Australia has a border protection problem. It is not that the border is too porous: fewer than 16,000 people have travelled here by boat this year. That’s a tiny fraction of the estimated 15 million refugees struggling to survive around the globe.
The problem is the pervasive idea that it needs “protecting” at all. This isn’t just an Australian problem. Governments all around the world are placing greater restrictions on human movement, therefore on human rights. We’re told that restrictions are needed for security. Yet a cursory glance shows that those with the greatest freedoms pose the greatest threat to the majority of the population.
Banking and mining company executives with a record of environmental destruction and gross exploitation, heads and former heads of government who are guilty of war crimes – parasites who live off the back of human suffering – have welcome mats laid out for them because they have the resources to buy their way into almost any country. Our world is their oyster.
One example of how the system works is Australia’s subclass 188 visa – open to anyone with at least $5 million. There are just over 1 million people in the world – 1.4 percent of the total population – with that amount of money. Their fortunes are built through exploitation.
Similar provisions exist in almost every country, allowing the ruling class free movement. And not just of ruling class individuals. Companies that have an interest only in exploiting natural resources or cheap labour get free rein.
For workers and the poor, however, the borders are generally shut. We have fewer freedoms than multinational companies. This isn’t done for the safety of the mass of the population; it is about controlling labour flows in the interests of the rich. When governments can control the movement of human beings and choose who is deserving of rights, it is easier for the wealthy to exploit workers everywhere.

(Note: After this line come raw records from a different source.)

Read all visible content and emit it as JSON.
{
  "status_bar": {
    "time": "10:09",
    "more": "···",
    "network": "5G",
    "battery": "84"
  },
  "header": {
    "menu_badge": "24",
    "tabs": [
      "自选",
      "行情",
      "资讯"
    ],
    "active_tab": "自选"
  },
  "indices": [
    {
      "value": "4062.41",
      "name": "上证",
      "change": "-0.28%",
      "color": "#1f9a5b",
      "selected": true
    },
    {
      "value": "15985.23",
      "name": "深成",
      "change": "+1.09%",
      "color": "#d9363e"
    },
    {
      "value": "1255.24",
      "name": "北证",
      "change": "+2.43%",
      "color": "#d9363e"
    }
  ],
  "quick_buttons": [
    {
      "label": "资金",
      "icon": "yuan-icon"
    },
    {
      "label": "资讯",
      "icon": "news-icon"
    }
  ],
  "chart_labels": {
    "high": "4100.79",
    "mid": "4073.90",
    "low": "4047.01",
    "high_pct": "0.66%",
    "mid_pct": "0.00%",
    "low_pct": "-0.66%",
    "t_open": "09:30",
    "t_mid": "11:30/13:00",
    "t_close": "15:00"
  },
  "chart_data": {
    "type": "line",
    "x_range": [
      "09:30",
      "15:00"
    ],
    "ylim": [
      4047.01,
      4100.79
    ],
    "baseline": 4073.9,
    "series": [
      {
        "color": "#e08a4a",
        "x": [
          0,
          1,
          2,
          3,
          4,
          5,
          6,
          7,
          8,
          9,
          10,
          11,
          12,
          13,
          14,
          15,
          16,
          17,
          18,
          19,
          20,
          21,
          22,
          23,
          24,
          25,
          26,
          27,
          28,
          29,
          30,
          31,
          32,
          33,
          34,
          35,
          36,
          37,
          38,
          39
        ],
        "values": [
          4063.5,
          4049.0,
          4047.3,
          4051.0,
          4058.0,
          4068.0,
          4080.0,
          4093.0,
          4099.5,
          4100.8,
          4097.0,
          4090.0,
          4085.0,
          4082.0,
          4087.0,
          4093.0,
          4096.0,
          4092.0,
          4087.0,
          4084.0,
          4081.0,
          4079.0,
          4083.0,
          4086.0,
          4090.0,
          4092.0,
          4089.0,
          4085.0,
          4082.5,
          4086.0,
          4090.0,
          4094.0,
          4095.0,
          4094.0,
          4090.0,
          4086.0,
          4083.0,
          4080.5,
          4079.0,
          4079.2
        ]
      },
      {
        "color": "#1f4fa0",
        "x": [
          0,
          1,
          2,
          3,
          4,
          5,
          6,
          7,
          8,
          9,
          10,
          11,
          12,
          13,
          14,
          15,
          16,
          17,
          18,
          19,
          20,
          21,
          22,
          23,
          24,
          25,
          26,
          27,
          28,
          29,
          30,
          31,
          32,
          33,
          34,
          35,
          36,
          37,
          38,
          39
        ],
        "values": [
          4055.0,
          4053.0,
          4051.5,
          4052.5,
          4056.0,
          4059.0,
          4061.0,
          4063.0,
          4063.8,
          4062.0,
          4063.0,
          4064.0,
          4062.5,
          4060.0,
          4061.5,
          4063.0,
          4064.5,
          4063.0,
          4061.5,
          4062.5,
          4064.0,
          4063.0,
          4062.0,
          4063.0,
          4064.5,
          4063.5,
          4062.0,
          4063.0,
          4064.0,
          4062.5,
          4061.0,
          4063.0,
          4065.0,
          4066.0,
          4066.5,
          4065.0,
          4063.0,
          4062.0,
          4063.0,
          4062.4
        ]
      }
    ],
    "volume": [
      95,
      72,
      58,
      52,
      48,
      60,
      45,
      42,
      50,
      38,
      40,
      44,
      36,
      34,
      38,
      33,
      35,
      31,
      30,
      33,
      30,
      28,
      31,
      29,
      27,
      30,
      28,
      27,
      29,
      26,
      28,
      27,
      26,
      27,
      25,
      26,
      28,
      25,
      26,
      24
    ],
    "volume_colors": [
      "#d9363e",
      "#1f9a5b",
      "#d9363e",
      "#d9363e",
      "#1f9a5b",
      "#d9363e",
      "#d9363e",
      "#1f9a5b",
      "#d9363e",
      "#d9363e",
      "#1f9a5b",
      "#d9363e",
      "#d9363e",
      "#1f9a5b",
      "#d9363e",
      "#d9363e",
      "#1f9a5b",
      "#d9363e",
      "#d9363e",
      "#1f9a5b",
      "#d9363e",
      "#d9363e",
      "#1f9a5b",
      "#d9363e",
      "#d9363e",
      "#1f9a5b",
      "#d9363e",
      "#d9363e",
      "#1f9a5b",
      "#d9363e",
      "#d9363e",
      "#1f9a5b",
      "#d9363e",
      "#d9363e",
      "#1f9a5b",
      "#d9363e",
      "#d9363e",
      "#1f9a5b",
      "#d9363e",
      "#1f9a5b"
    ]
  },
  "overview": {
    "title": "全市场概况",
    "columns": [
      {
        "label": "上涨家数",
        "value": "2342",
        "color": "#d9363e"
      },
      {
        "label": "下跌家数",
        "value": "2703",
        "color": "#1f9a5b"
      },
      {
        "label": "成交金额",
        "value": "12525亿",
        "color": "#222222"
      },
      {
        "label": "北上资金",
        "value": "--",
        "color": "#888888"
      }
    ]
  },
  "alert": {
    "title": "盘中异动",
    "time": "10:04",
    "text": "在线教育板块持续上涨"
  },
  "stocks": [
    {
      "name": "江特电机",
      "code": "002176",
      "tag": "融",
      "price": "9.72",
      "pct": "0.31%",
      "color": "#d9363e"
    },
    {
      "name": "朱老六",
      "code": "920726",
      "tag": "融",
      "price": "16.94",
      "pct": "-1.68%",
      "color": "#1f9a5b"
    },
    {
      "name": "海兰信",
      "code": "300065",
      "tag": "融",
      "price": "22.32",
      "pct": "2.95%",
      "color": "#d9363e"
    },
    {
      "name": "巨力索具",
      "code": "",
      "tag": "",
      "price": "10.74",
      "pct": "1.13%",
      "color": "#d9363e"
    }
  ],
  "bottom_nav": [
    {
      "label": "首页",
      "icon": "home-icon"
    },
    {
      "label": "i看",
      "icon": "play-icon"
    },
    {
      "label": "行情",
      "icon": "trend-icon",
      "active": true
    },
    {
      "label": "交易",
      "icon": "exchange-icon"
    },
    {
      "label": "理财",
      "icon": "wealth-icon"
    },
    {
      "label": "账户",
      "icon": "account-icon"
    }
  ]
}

So workers and the poor in all countries have an interest in fighting for refugee rights. We need fewer restrictions, not more. When workers and the poor come seeking a better life and when people want sanctuary from oppression, we say “Let them in.”
The ‘race to the bottom’ is driven from the top
Racism is a tool for dividing workers and the poor. It is being used to great effect by a so-called workers’ party.
Labor polling indicates that there is a section of swing voters who want asylum seekers kicked in the teeth, and who are more likely to vote for the party that kicks harder. That, apparently, is reason enough for the parliamentarians to put on the steel-caps.
Everything we hear about this constituency suggests that the anti-refugee vote is self-generating – as though people in particular areas have a natural fear or hatred of people in boats. That is rubbish. Anti-refugee sentiment in sections of the population is the product of years of anti-refugee racism that has come from politicians, the media and others at the top of society.
In part, anti-refugee rhetoric has been used to justify the increasing militarisation of borders and greater surveillance of the population as a whole. In an age when market forces penetrate every sphere of existence, when there are increasing levels of anxiety and general feelings of powerlessness, the audience for those promising security from “alien forces” has no doubt increased.
The ALP, rather than fight for the rights of asylum seekers, has time and again attempted to make the big parties’ refugee policies almost indistinguishable, so that the electorate is forced to differentiate between them on other issues.
Previously – such as with the introduction of mandatory detention by the Keating government and Gillard’s attempted “Malaysian solution” – Labor has even led the charge in demonising the vulnerable.
Yet by sinking to ever more disgraceful levels, the party never neutralised “refugees” as a political issue. Instead it helped to legitimise and generate ever greater levels of racism, which in turn helped to keep the issue alive.
Apart from a two-year period immediately after Rudd’s election in 2007, border security and boat arrivals have been prominent in the “who do you trust” rhetoric of the Coalition. The ALP’s PNG deal is an attempt to outflank the conservatives again.
Labor parliamentarians intend to preserve their own political lives by extinguishing the rights of others. Indeed, they look ready to send them to hell if it will neutralise the Coalition.
Whether or not they are successful is beside the point. That it is even being attempted proves that the short term electoral interests of the party are considered by ministers more important than human rights.